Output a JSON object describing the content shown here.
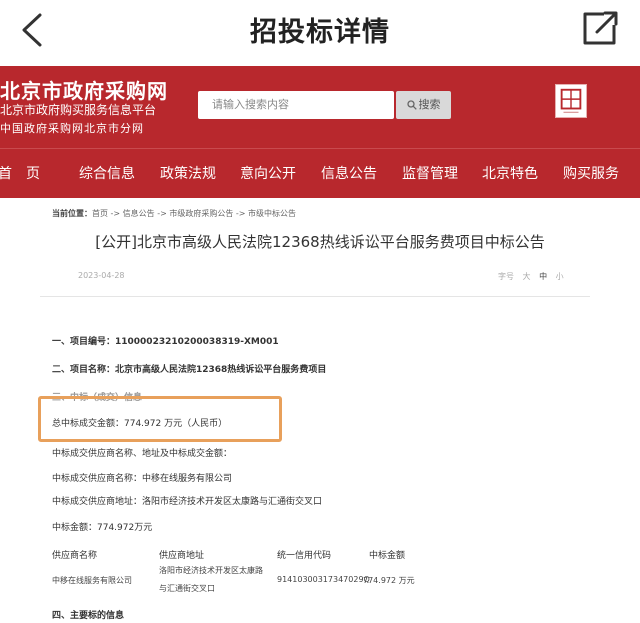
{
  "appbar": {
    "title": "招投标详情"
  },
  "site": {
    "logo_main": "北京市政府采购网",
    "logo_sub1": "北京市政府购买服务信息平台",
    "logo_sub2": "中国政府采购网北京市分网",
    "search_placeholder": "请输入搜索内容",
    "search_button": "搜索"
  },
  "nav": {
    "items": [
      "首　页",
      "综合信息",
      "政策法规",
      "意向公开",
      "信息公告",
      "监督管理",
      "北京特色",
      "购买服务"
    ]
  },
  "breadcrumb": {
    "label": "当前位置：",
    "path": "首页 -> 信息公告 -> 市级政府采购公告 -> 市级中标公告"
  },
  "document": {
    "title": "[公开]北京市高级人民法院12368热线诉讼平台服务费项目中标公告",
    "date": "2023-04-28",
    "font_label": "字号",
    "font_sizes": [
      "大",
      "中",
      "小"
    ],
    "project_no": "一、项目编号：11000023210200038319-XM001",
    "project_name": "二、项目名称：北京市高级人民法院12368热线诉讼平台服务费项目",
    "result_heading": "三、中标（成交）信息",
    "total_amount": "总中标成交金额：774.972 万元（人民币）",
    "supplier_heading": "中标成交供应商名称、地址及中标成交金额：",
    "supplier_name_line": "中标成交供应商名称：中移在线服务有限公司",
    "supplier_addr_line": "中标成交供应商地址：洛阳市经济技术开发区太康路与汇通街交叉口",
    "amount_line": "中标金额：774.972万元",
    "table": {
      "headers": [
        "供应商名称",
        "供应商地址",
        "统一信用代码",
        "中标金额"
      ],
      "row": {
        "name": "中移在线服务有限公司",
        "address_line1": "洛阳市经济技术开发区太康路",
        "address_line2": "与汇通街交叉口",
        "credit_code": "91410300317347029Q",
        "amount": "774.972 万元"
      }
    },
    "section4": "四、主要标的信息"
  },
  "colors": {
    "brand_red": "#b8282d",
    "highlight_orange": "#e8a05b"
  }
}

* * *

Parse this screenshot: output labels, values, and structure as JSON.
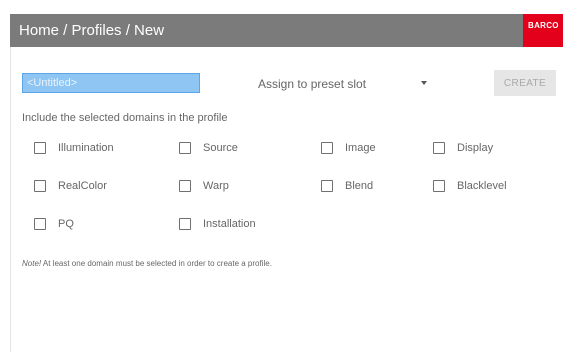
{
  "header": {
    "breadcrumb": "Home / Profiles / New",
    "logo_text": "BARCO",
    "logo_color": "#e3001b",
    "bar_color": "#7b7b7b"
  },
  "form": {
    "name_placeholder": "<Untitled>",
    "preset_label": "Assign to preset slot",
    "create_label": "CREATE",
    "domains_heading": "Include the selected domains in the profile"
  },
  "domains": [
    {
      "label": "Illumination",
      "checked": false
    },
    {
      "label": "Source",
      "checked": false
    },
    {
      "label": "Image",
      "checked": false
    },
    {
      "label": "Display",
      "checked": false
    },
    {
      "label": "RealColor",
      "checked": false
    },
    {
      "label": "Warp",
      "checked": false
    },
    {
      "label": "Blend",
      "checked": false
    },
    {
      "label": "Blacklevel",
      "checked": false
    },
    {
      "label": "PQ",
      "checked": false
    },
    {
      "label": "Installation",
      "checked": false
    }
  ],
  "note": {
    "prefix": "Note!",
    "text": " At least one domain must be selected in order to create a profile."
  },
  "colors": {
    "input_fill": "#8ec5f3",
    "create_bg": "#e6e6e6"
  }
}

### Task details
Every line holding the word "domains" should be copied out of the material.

### Result
    "domains_heading": "Include the selected domains in the profile"
  "domains": [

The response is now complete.